- **Your assignment**
How many lines below hold "selected"? Answer with only the number.

- **Data supplied**
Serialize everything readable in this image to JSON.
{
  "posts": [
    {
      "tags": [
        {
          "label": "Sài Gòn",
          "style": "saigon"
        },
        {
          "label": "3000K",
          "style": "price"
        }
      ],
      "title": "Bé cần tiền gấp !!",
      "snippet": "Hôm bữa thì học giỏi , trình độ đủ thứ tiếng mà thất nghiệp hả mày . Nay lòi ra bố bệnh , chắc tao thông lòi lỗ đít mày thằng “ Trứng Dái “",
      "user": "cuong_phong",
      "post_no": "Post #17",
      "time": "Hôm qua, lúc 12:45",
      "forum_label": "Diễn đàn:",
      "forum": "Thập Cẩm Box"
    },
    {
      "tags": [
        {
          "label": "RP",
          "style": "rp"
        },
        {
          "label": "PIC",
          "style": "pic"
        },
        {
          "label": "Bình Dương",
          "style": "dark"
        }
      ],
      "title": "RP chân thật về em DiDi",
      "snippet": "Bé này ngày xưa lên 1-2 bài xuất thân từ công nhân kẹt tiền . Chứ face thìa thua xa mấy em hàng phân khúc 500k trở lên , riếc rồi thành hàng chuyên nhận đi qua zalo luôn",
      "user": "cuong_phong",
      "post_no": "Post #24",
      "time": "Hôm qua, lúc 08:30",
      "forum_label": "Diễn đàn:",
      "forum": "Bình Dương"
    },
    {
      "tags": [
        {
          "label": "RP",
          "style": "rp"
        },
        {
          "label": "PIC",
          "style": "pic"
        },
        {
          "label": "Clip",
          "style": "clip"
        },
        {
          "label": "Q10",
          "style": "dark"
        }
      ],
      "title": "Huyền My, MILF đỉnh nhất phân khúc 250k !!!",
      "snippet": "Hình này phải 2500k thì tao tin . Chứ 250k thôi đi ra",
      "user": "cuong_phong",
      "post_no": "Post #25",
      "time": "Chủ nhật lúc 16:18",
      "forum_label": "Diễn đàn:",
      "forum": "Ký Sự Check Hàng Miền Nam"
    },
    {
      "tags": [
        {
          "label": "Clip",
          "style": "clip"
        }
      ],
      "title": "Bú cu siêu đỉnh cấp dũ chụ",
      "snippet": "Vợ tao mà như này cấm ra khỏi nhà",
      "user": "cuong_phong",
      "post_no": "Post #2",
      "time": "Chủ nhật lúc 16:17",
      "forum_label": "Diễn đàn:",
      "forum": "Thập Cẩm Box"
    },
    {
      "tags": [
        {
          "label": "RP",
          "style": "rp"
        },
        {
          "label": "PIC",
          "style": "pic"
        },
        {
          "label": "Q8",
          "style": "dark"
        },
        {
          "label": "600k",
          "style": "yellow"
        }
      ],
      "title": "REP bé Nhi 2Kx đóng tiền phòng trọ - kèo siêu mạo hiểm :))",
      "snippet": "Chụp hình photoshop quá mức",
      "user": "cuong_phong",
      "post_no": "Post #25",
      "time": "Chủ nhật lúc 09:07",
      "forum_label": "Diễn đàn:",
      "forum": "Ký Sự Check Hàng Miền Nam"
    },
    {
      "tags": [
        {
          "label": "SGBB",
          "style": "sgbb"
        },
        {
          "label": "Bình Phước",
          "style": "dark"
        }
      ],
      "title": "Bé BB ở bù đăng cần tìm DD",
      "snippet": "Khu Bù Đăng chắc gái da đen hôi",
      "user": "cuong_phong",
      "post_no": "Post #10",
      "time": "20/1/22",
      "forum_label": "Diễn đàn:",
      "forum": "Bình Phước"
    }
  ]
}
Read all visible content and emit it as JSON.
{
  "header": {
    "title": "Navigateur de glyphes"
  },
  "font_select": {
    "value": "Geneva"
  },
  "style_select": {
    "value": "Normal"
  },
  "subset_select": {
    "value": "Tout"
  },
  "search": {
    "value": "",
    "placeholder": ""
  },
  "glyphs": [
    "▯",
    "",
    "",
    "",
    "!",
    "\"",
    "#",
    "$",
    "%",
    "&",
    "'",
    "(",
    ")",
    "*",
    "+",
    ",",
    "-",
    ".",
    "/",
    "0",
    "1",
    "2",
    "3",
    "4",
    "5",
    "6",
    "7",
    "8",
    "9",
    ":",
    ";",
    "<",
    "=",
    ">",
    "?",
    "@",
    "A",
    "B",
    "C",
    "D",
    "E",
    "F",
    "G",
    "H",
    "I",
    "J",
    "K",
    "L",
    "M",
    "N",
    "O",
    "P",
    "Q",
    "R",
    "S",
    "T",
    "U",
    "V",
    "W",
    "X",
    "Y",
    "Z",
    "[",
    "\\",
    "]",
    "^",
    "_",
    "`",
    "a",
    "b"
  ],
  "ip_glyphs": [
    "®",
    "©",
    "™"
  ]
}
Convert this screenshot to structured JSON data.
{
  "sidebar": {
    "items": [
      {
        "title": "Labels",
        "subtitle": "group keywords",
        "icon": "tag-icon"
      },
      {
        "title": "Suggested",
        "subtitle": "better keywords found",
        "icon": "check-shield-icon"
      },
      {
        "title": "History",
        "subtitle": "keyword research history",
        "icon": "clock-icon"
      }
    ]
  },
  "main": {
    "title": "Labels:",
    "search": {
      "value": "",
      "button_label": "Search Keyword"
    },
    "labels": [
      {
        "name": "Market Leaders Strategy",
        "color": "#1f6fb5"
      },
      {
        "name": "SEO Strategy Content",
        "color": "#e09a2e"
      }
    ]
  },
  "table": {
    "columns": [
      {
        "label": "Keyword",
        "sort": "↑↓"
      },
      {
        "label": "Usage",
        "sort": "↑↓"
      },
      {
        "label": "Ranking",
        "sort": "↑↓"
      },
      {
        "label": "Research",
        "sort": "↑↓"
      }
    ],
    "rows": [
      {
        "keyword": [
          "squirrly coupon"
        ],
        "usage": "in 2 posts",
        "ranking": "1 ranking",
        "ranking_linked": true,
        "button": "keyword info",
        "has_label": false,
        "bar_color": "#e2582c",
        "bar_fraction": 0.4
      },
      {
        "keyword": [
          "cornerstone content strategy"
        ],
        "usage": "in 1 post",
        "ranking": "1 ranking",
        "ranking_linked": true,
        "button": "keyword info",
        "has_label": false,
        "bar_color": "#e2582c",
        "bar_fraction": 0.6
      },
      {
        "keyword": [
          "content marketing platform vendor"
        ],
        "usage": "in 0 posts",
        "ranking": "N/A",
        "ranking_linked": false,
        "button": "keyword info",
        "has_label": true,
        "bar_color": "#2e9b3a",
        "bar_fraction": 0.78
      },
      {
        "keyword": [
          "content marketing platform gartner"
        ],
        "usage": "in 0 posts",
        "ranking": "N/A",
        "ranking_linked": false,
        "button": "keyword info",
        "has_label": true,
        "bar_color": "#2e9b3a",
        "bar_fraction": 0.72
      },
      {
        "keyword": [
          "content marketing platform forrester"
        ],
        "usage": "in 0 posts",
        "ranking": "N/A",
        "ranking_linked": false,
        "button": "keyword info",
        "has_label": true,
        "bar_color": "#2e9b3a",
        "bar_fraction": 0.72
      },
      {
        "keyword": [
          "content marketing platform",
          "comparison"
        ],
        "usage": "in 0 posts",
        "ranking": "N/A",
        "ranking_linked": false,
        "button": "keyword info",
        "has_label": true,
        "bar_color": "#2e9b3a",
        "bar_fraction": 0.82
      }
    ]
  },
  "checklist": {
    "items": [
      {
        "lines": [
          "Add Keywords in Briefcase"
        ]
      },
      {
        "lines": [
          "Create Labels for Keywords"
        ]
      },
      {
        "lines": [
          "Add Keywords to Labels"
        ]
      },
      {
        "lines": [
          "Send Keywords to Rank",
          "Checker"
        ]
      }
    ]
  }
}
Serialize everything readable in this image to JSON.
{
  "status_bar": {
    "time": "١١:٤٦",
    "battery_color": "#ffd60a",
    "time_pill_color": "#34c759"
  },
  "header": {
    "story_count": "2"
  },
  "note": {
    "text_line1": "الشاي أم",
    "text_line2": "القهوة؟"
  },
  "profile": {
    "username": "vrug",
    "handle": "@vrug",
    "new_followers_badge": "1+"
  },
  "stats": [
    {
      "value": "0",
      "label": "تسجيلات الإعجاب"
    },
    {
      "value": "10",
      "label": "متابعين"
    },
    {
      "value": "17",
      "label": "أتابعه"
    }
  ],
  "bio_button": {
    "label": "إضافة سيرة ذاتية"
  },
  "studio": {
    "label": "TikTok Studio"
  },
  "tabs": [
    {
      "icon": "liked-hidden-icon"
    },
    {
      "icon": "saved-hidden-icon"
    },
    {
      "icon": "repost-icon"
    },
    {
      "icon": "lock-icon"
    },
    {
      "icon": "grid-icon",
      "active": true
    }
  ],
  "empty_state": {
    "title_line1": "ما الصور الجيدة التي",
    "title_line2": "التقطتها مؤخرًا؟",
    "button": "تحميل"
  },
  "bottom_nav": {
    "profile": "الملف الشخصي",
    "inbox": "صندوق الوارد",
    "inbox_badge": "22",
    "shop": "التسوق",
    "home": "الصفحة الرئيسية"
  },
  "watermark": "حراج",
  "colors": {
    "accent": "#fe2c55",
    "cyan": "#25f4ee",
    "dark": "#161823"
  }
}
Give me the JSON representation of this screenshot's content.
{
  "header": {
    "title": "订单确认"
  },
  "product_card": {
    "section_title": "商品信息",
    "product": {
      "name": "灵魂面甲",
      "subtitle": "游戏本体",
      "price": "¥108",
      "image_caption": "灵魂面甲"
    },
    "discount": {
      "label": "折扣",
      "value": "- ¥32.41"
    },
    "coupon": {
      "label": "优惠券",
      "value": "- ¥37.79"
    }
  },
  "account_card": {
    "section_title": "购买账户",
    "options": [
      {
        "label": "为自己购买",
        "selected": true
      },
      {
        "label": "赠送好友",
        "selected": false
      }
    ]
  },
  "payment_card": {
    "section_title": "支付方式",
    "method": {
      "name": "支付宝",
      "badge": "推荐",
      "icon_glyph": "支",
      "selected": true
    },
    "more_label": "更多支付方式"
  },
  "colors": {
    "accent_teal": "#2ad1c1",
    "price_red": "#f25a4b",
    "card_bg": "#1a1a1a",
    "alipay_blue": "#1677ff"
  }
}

- **Answer section**
3